TASK ITEM - Word by word and line by line, write out all of the records.

Records from a data source
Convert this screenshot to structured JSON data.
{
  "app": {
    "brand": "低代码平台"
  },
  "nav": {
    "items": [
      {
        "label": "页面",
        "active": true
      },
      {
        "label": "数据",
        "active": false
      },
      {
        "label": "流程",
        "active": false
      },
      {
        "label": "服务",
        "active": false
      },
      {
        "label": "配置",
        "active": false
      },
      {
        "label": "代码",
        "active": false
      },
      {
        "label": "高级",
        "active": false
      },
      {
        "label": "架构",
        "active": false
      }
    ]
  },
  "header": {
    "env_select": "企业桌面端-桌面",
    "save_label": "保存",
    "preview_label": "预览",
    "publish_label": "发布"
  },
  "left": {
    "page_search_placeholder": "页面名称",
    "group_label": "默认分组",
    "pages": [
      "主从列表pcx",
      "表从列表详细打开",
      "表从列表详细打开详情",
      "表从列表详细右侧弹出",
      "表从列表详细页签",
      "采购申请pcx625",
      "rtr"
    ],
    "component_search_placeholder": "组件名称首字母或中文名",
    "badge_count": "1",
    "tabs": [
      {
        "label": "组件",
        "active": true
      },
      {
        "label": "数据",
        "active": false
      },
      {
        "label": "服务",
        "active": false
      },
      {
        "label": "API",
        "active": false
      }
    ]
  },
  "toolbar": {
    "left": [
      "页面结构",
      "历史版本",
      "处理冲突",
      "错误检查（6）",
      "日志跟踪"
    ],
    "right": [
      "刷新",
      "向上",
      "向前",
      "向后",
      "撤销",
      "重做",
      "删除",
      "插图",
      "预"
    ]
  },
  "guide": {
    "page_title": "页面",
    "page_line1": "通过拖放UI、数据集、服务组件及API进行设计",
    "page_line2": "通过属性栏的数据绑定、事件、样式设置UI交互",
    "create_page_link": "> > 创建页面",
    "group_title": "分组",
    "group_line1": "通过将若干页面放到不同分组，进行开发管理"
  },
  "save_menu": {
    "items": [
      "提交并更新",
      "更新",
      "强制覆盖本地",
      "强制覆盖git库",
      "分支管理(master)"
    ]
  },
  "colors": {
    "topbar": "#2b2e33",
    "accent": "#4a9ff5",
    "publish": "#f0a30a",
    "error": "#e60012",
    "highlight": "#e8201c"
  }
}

FINAL ANSWER -
Convert this screenshot to structured JSON data.
{
  "app": {
    "brand": "低代码平台"
  },
  "nav": {
    "items": [
      {
        "label": "页面",
        "active": true
      },
      {
        "label": "数据",
        "active": false
      },
      {
        "label": "流程",
        "active": false
      },
      {
        "label": "服务",
        "active": false
      },
      {
        "label": "配置",
        "active": false
      },
      {
        "label": "代码",
        "active": false
      },
      {
        "label": "高级",
        "active": false
      },
      {
        "label": "架构",
        "active": false
      }
    ]
  },
  "header": {
    "env_select": "企业桌面端-桌面",
    "save_label": "保存",
    "preview_label": "预览",
    "publish_label": "发布"
  },
  "left": {
    "page_search_placeholder": "页面名称",
    "group_label": "默认分组",
    "pages": [
      "主从列表pcx",
      "表从列表详细打开",
      "表从列表详细打开详情",
      "表从列表详细右侧弹出",
      "表从列表详细页签",
      "采购申请pcx625",
      "rtr"
    ],
    "component_search_placeholder": "组件名称首字母或中文名",
    "badge_count": "1",
    "tabs": [
      {
        "label": "组件",
        "active": true
      },
      {
        "label": "数据",
        "active": false
      },
      {
        "label": "服务",
        "active": false
      },
      {
        "label": "API",
        "active": false
      }
    ]
  },
  "toolbar": {
    "left": [
      "页面结构",
      "历史版本",
      "处理冲突",
      "错误检查（6）",
      "日志跟踪"
    ],
    "right": [
      "刷新",
      "向上",
      "向前",
      "向后",
      "撤销",
      "重做",
      "删除",
      "插图",
      "预"
    ]
  },
  "guide": {
    "page_title": "页面",
    "page_line1": "通过拖放UI、数据集、服务组件及API进行设计",
    "page_line2": "通过属性栏的数据绑定、事件、样式设置UI交互",
    "create_page_link": "> > 创建页面",
    "group_title": "分组",
    "group_line1": "通过将若干页面放到不同分组，进行开发管理"
  },
  "save_menu": {
    "items": [
      "提交并更新",
      "更新",
      "强制覆盖本地",
      "强制覆盖git库",
      "分支管理(master)"
    ]
  },
  "colors": {
    "topbar": "#2b2e33",
    "accent": "#4a9ff5",
    "publish": "#f0a30a",
    "error": "#e60012",
    "highlight": "#e8201c"
  }
}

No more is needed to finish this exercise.